As humans, we are subject to a range of cognitive biases. One strong bias is the “Availability Heuristic”, the tendency to let a single, large, or recent action dominate our perception. Whenever you assess performance and are in a position to supply feedback to fellow employees, fight against this bias to ensure your assessment is fair.
When an employee exceeds expectations, recognize their achievement promptly. Timely feedback is the best feedback. If the effort deserves a reward, consider a merit award, spot bonus, or whatever your organization uses to acknowledge a job well done. But don’t mistake a single instance of good effort for sustained high performance. Only in special situations should you consider longer-term rewards, such as promotions and raises, for individual acts.
Likewise, when an employee disappoints, address their shortcomings quickly. Often it will be a small issue, one that you can readily talk through to ensure that corrective action occurs. Sometimes it will be a larger issue, one that calls for a remedial plan. Very rarely, an employee will commit a major breach of ethics, law, or safety—in which case, you must take more drastic action immediately.
Individual incidents, both good and bad, should be a part of your longer-term feedback. They can be used to illustrate important behaviors. But don’t focus exclusively on these data points; rather, look for a sustained pattern of accomplishment. A consistent performance over the longer term is almost always more important than isolated incidents.

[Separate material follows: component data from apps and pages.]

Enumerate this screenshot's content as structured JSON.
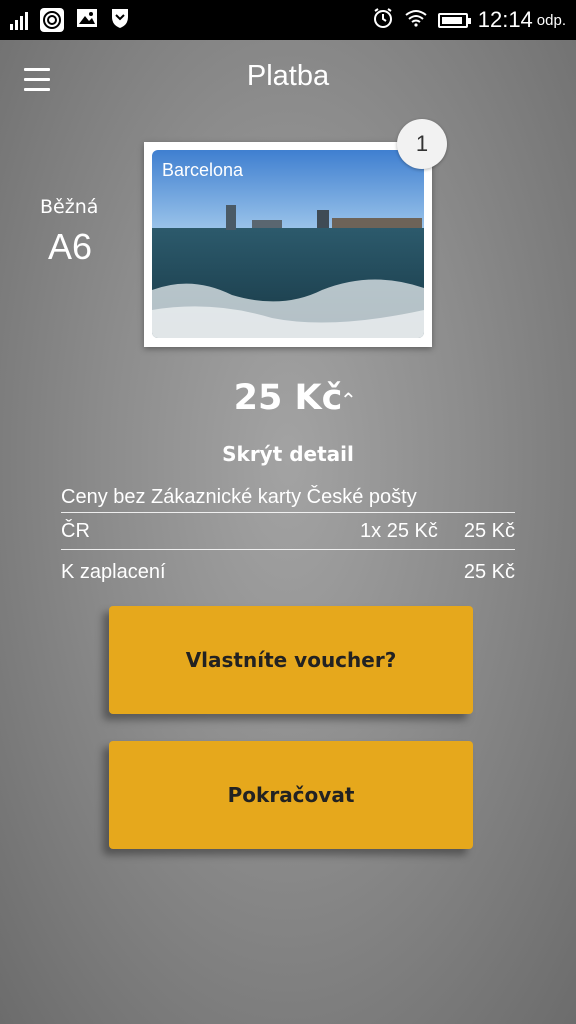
{
  "status": {
    "time": "12:14",
    "suffix": "odp."
  },
  "header": {
    "title": "Platba",
    "menu_icon": "hamburger-menu-icon"
  },
  "product": {
    "type": "Běžná",
    "format": "A6",
    "photo_label": "Barcelona",
    "count": "1"
  },
  "price": {
    "amount": "25 Kč",
    "toggle_label": "Skrýt detail"
  },
  "detail": {
    "header": "Ceny bez Zákaznické karty České pošty",
    "rows": [
      {
        "label": "ČR",
        "qty": "1x 25 Kč",
        "total": "25 Kč"
      }
    ],
    "to_pay": {
      "label": "K zaplacení",
      "total": "25 Kč"
    }
  },
  "buttons": {
    "voucher": "Vlastníte voucher?",
    "continue": "Pokračovat"
  },
  "colors": {
    "accent": "#e6a81c",
    "background": "#8c8c8c",
    "statusbar": "#000000"
  }
}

Promotions and raises, or the lack of either, should reflect a well-considered evaluation of overall achievement. People have a good grasp of fairness and can recognize when these important rewards are unjustly distributed. If you fall victim to the Availability Heuristic, you will over or under reward the people relying on you for a fair accounting.
Because the overall pattern can be difficult to discern in retrospect, keep notes on all the folks you are expected to assess, detailing both positive and negative aspects of their performance. Talk regularly with anyone you are expected to evaluate, probably in a 1:1 meeting. This is an ideal time for updating your notes.
Record major items, but also note more routine accomplishments or failures. Are deadlines regularly made or missed? Did the person go out of their way to help someone? Did the quality of their work stand out in some way? In what ways is this person a positive or negative influence? These notes will be a useful reminder of many smaller issues.
To properly assess performance, avoid biases that tempt you to focus on isolated instances, and, instead, consider the pattern.